I felt such a mix of emotions as we sat there. I wasn’t as prepared as I had expected to see so many different disabilities up close. I thought I would feel at home, but instead I felt misplaced and out of my element. I know Benjamin has Down syndrome; I witness firsthand the disabilities and delays that he experiences, probably more than any other person. However, first and foremost, he is my son. I know him, and I am comfortable in knowing him. I did not know these other children, and I was ashamed of the discomfort I felt in their presence. I reflected on how each one was someone’s son or someone’s daughter, loved and valued just as I love my son (if all is as it should be). I silently prayed that God would give me eyes to truly see the beautiful people filling the room. I realized that as Benjamin grows, this will in time become an increasingly familiar community to us. I wrestled some with that reality, a small tinge of grief piercing my heart. It was another reminder that life will look different with our son than what we’d once envisioned. I wondered, What does it look like to bring the Kingdom of God to these ones? I want my heart to truly love them.
I didn’t take long before Benjamin was wailing again, so we went and said our goodbyes to Shawn and headed home. I reflected in the car as we drove, and I’ve reflected more over the days since this experience. I’ve had many thoughts. I’ve thought about the value and beauty of a human life. We live in a culture where appearance and personal achievement is highly valued and sought after, worshipped even. In the midst of such propaganda and pressure, do we remember to simply value people? Benjamin may never take first place in a race or any other event. He may come in dead last, even at the Special Olympics. Will either outcome or the many possibilities in between alter the level of pride and amount of value I place on my son? While there is a place for taking pride in our children’s accomplishments, I don’t want it to be based on how he “measures up” to those around him. I want my son to know that his Dad and I are full of pride for him, simply because he’s our son. I want to cheer him on with enthusiasm as he runs this marathon called life, encouraging him to do his best and to be who he was created to be.

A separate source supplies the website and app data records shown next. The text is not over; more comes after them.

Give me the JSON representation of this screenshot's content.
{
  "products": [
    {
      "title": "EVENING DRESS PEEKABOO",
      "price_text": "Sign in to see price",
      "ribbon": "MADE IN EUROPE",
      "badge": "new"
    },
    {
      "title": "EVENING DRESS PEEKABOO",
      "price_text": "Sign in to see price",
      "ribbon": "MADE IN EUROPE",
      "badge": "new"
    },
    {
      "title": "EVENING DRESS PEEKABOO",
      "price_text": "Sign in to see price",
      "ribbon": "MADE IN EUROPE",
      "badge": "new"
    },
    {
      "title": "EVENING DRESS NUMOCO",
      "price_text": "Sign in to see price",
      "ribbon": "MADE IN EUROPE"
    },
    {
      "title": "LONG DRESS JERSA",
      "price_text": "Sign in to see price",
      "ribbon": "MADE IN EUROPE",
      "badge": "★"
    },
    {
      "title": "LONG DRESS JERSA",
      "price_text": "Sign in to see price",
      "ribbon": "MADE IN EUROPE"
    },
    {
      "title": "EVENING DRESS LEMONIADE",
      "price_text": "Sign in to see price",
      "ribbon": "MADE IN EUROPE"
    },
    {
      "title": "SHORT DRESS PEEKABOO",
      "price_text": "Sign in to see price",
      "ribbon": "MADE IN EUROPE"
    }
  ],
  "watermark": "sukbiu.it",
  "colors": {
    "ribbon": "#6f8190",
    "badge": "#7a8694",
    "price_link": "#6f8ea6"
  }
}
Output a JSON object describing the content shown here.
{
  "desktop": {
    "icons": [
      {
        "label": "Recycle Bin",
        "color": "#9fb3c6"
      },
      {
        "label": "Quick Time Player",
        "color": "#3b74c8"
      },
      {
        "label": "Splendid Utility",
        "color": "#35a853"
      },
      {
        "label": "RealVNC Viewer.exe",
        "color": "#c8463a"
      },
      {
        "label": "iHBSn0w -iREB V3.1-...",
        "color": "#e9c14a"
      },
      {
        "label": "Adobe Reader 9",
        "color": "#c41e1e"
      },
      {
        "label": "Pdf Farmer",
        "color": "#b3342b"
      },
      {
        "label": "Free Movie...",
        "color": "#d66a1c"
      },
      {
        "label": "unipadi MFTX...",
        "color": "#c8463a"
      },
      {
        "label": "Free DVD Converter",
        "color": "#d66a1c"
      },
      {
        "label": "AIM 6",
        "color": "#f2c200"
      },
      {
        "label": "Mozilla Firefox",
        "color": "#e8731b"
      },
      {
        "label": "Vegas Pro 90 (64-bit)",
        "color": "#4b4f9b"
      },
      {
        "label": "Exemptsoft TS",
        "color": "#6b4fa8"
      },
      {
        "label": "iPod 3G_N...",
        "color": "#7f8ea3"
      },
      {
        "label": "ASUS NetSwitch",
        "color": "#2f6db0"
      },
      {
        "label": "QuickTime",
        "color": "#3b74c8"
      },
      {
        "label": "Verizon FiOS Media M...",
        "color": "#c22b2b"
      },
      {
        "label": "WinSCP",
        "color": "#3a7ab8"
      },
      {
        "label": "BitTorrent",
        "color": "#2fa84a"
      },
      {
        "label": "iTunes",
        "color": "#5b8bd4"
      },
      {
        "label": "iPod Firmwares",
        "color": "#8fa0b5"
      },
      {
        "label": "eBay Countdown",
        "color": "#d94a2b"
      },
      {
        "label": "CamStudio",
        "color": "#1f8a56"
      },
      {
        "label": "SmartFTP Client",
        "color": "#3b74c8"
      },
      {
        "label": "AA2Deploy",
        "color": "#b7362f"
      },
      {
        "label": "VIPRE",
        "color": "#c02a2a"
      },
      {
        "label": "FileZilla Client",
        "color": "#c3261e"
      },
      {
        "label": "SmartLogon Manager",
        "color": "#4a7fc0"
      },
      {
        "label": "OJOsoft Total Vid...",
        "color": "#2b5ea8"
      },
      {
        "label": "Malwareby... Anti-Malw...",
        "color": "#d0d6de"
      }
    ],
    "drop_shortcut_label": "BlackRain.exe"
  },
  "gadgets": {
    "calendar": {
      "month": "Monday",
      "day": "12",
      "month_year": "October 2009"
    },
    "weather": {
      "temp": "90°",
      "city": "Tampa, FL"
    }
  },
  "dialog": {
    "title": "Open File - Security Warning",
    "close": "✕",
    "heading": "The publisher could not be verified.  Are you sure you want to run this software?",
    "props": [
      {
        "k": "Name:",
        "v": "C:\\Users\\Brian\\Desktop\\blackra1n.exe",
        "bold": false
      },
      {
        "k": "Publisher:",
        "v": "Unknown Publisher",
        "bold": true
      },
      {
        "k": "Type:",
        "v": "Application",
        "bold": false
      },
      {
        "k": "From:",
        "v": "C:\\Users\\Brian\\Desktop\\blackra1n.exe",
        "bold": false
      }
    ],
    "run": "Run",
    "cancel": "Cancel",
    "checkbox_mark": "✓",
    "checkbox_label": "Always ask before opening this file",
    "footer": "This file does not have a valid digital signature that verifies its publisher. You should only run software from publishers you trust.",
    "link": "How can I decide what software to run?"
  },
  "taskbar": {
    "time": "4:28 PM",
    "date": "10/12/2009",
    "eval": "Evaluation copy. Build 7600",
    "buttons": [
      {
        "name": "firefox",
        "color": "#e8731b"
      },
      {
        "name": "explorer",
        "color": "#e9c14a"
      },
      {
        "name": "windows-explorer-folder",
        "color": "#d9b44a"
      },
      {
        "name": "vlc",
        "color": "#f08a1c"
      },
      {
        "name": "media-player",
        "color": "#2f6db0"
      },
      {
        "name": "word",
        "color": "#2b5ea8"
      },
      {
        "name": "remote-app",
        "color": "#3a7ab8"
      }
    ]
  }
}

I also thought about how much needless emotional and mental energy I waste when I critique whether or not I’m “measuring up” to those around me. My Heavenly Father doesn’t compare me to others, so why am I so quick to compare myself? He loves me simply because I am His. I thought about how much I can learn about the Kingdom of God from the special needs community, a community comprised of so many unique individuals, each with their own beauty to offer the world. I want to see Jesus in the faces of the ones the world calls unlovely. I want to be reminded of Him in the ones the world sees as forgotten. I want to give and receive His unconditional love that is never based on performance and is only experienced through relationship. I want to value what He values.